Friday, May 8, 2009

The copyright debate

There is an ongoing online debate about copyrights on The Economist. The basic premise is that the existing copyright laws do more harm than good. Supporting the premise is Professor William Fisher of Harvard. Opposing the premise is Professor Justin Huges of Cardozo Law School, NY.

Although the debate is US-centric, the arguments and counter-arguments are very much relevant to our tiny country as we formulate modern intellectual property laws. Not that being modern is necessarily good.

Some Maldivians do think that copyright is an everlasting, overreaching right to do whatever you want with your works. They sometimes confuse copyright, patents and trademarks which are completely different things. We have to consider the costs to the society as a whole that results in overly broad copyrights, patents and trademarks.

For example, on 9 Feb 2009, Dhivehi Observer published an article titled Intellectual property and copyright law urgently needed in Maldives, states that:
For example, in recent years several special recipes for fish have been available in the market, like Faiy Mirus, Mas Mirus and so on. These are recipes that many of us tried for the very first time. Most people don’t even know who came up with the recipe but today several companies and individuals are selling the same product. One wonders what would happen to the first people had they been allowed to register the trademark and patent the recipe. Of course, others could sell similar products but not in the same name.
Are we to really allow trademarks on generic names and phrases such as "Mas Mirus", "Faiy Mirus" which Maldivians have used for long long time. Are we to allow patents on recipes which are modifications of recipes used by our previous generations? Are we forgetting that these recipes are also derivatives, and patenting them will restrict the recipes to selected few for the coming generations. And these few will be lobbyists benefiting at the cost of the society.

Overly broad copyrights and patents come at a huge cost to the society. It is no wonder that modern 'intellectual property' laws are allowing companies like Google to get sole access to millions of books and as one blogger put it, privatisation of the English language.

4 comments:

Yaamyn said...

Interesting.

I'm not sure how it is when it comes to food recipes, but the concept of copyright laws does make a little sense to me.

I think it's the lack of intellectual property and copyright laws in the Maldives that lets Maldivians make such cheap, ridiculous rip offs of Indian movies and songs, and sell them as their own 'works'.

THe original composer who invested his hours, money and effort creating the tunes don't even get so much as CREDIT while his tunes are blatantly stolen.

The quality of Maldivian movies, or rather the lack of it, is a direct result from this dis-incentive to creativity and originality.

If I spend three years of my life researching and writing a novel to make a living, I wouldn't want thousands of people just buying stolen copies.

I remember the first time I went to buy a game cd in Male, during a trip.

I was kind of surprised to find that there weren't any original titles.
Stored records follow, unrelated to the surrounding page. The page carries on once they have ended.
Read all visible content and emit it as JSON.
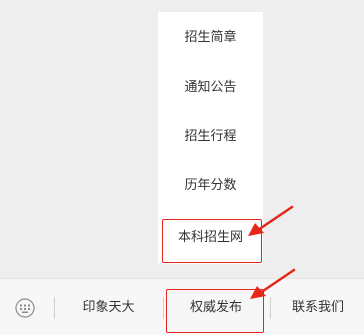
{
  "popup_menu": {
    "items": [
      {
        "label": "招生简章"
      },
      {
        "label": "通知公告"
      },
      {
        "label": "招生行程"
      },
      {
        "label": "历年分数"
      },
      {
        "label": "本科招生网"
      }
    ]
  },
  "tab_bar": {
    "keyboard_icon": "keyboard-icon",
    "tabs": [
      {
        "label": "印象天大"
      },
      {
        "label": "权威发布"
      },
      {
        "label": "联系我们"
      }
    ]
  },
  "colors": {
    "highlight": "#e5261b",
    "background": "#eeeeee",
    "menu_background": "#ffffff",
    "tabbar_background": "#f7f7f7",
    "text": "#333333"
  }
}
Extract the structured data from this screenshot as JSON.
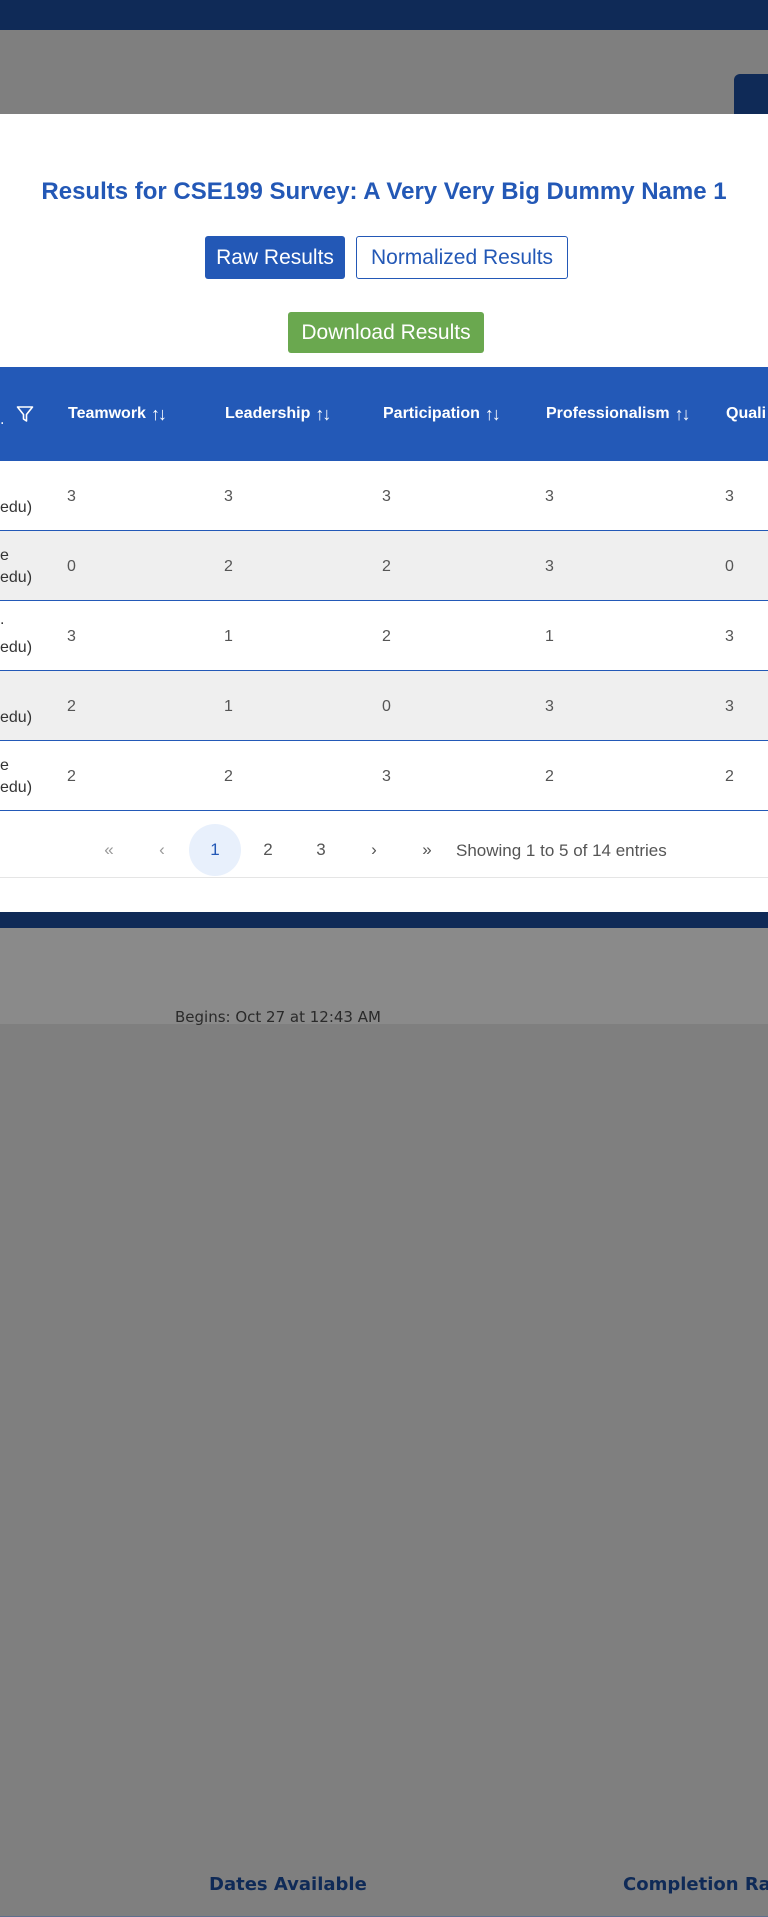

They just burned the disc image on the spot!

Now, as a software person myself, I hate to think that there are so many cracked and unsafe versions of software installed in so many computers.

If one doesn't want to spend on software, I think great Open source and completely free softwares are available a plenty.

meekaaku said...

I agree copyright and patent laws should be there to give incentive for creative works. They are in itself not a problem. The problem is with overly broad nature and long duration resulting in lock up of the works for generations. This is a huge cost to the society. The cost is more in the case of patents.

When it comes to the question of what can be patented or copyrighted, we have to be careful of not locking up knowledge that existed beforehand(prior art), and also have to be awarded to real creative innovative works.

The concept of open-source software also relies on copyright laws to ensure that source code is available to the user. This is especially obvious in perpetual licenses like GPL.

V for Vandetta said...

Yaamyn,

Being a software person yourself, you should be aware of the undeniable fact that cost of some original software is beyond the reach of the developing world. As a fact, individuals of the developing world also find it difficult to reach these specific items, which means that the copyrights law has given such a huge monopoly in what is advertised as a free and fair capitalist market. This is the exact reason why it has become a widespread agenda in this part of the world, and this has become a nuisance to those corporate giants, reaping benefits from such exploitations. The copyright law, mostly does not protect the consumer, but the monopolizing giants, furthermore helping in increasing the annual reaping.

meekaaku said...

Unfortunately, maldives being a signatory to WTO TRIPS, it will come under enormous pressure to implement such 'modern' IP laws.